The bill would allow agricultural businesses to post a sign listing prohibited activities that could comprimise the business’s trade secrets or operations. Violators would face a level 6 felony, which carries a punishment of six to 30 months in prison and a fine of up to $10,000.

The bill also would expand the state’s criminal trespass law to include not only dwellings, but all real property.

The bill’s author, Sen. Travis Holdman, introduced a similar, hotly debated bill last year, but it failed in the final hours of the session.

Critics say the new bill is actually worse than last year’s, which would have prohibited unapproved videos and photographs of farms.

“This gives a blank check to industrial agricultural facilities to essentially define what a felony is,” said Matthew Dominguez, a spokesman for the Humane Society of the United States, an animal welfare group.

His group and others argue that the measure would make criminals out of whistleblowers who expose the truth about unethical agricultural practices.

Holdman, R-Markle, was driving to the Statehouse on icy roads and wasn’t immediately available for comment this afternoon.

The measure is scheduled for a hearing immediately following the opening meetings of the 2014 session of the General Assembly today at 3:30 p.m.

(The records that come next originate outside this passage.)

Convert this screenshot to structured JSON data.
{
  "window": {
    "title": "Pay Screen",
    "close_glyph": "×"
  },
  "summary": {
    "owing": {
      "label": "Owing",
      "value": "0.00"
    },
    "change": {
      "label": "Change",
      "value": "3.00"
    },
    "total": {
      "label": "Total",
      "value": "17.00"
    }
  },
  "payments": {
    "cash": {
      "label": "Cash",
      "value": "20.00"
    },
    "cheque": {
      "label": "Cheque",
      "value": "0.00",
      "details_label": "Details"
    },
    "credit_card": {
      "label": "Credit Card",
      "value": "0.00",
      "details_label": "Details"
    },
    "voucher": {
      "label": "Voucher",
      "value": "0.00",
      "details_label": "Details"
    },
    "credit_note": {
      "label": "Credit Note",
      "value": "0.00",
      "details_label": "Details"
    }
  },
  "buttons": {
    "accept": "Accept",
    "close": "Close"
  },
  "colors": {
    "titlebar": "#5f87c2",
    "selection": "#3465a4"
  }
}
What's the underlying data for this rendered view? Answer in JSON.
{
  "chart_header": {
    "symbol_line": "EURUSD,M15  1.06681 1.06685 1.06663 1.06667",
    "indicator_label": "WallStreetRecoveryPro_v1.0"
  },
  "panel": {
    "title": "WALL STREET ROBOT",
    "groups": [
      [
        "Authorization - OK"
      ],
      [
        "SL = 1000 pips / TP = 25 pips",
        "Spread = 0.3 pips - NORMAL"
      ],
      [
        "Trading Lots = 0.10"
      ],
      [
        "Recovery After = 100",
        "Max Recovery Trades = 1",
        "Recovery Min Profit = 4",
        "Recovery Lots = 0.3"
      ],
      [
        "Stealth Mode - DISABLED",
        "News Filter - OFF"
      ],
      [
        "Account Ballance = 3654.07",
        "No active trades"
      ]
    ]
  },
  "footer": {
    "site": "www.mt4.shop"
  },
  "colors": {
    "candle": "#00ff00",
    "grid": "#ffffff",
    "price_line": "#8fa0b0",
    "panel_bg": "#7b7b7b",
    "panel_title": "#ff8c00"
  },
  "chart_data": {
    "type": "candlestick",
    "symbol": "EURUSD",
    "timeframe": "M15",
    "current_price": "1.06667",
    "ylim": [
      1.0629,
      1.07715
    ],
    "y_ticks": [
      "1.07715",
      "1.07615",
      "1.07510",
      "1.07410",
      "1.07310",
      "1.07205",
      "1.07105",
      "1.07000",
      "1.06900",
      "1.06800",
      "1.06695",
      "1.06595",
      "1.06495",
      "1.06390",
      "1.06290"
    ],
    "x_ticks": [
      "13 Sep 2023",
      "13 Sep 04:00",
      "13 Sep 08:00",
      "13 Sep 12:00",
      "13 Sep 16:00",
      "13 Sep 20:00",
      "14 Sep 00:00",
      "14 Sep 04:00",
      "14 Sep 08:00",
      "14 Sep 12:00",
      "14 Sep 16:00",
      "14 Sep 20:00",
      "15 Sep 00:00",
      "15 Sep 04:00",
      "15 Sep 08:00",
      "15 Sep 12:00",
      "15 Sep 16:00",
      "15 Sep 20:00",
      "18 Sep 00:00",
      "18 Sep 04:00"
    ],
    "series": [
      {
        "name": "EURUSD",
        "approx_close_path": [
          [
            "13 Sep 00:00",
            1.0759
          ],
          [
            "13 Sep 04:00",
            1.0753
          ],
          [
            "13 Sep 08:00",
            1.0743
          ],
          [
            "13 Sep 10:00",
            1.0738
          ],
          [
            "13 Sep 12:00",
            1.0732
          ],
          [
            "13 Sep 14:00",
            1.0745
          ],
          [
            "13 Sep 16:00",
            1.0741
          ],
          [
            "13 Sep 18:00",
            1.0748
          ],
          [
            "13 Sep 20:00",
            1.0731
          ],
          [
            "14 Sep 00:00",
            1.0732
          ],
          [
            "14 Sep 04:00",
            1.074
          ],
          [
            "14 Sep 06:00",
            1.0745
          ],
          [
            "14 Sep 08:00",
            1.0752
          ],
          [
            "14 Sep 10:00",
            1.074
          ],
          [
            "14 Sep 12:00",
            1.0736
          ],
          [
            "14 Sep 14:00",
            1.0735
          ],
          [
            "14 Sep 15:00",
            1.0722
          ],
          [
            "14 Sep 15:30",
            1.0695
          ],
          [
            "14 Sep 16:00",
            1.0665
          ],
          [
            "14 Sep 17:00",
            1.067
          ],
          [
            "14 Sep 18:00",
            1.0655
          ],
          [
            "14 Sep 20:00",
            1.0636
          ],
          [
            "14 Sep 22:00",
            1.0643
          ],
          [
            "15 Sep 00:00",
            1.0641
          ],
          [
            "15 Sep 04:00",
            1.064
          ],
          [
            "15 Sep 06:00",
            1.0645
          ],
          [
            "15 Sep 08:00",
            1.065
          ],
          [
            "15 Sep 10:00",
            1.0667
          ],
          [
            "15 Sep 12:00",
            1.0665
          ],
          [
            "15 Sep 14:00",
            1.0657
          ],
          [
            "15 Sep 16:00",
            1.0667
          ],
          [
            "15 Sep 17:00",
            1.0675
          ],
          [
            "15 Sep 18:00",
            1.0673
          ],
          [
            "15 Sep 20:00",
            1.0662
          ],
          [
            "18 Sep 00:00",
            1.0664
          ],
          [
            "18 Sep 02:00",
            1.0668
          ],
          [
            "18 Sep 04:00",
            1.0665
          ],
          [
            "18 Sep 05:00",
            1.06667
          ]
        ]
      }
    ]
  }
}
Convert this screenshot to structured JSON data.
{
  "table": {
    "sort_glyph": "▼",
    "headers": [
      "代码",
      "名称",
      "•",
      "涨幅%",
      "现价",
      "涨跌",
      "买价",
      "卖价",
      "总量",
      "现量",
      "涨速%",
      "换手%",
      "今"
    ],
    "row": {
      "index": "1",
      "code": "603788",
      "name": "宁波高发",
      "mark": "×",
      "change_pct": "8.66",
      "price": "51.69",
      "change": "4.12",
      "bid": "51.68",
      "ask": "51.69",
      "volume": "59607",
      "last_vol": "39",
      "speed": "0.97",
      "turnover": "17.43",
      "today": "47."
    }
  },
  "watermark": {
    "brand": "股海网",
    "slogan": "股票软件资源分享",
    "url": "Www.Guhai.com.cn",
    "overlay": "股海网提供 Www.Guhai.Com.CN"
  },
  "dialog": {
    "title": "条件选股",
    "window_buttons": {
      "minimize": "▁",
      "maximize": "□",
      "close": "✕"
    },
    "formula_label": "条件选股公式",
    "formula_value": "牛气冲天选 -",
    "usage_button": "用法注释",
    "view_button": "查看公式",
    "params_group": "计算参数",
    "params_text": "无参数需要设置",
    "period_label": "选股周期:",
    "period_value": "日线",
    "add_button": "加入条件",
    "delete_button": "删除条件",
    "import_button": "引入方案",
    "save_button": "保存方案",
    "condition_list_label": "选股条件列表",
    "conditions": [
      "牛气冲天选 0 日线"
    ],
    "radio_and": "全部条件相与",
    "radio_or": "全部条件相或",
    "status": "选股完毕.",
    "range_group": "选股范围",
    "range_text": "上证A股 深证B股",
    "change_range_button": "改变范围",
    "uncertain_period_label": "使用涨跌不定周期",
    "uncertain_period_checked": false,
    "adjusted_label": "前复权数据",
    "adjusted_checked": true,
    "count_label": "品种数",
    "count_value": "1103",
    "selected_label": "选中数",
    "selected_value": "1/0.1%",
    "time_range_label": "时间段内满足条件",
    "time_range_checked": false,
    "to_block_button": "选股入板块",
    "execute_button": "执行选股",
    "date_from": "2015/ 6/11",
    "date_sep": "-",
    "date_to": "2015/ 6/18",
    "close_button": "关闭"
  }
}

Blogger/attorney Doug Masson pointed out in this post:
SB 101, introduced by Sen. Holdman – apparently a “Son of Ag-Gag” bill – would allow agricultural operations to define their own felonies. [The bill provides "An agricultural operation (as defined in IC 32-30-6-1) may conspicuously post a notice at the agricultural operation’s locations that lists prohibited acts that may compromise the agricultural operation’s trade secrets or operations."] There is no standard or review for what acts the agricultural operation can list on its notice. If they list it and you do it; you’re a felon!
And a tweet from earlier today:
Bob Segall
ISP: "Traveling dangerous." Hey @INSenateGOP & @INSenDems, why not resked PUBLIC hearings today so PUBLIC can actually participate--safely?
[More] Here is a list of some earlier ILB "Ag Gag" posts.

[Still more]
Niki Kelly
‏@nkellyatJG 4m
Senate set on ramming ag gag bill through tonight regardless of public participation or not.

Posted by Marcia Oddi on January 7, 2014 03:05 PM
Posted to Environment | Indiana Law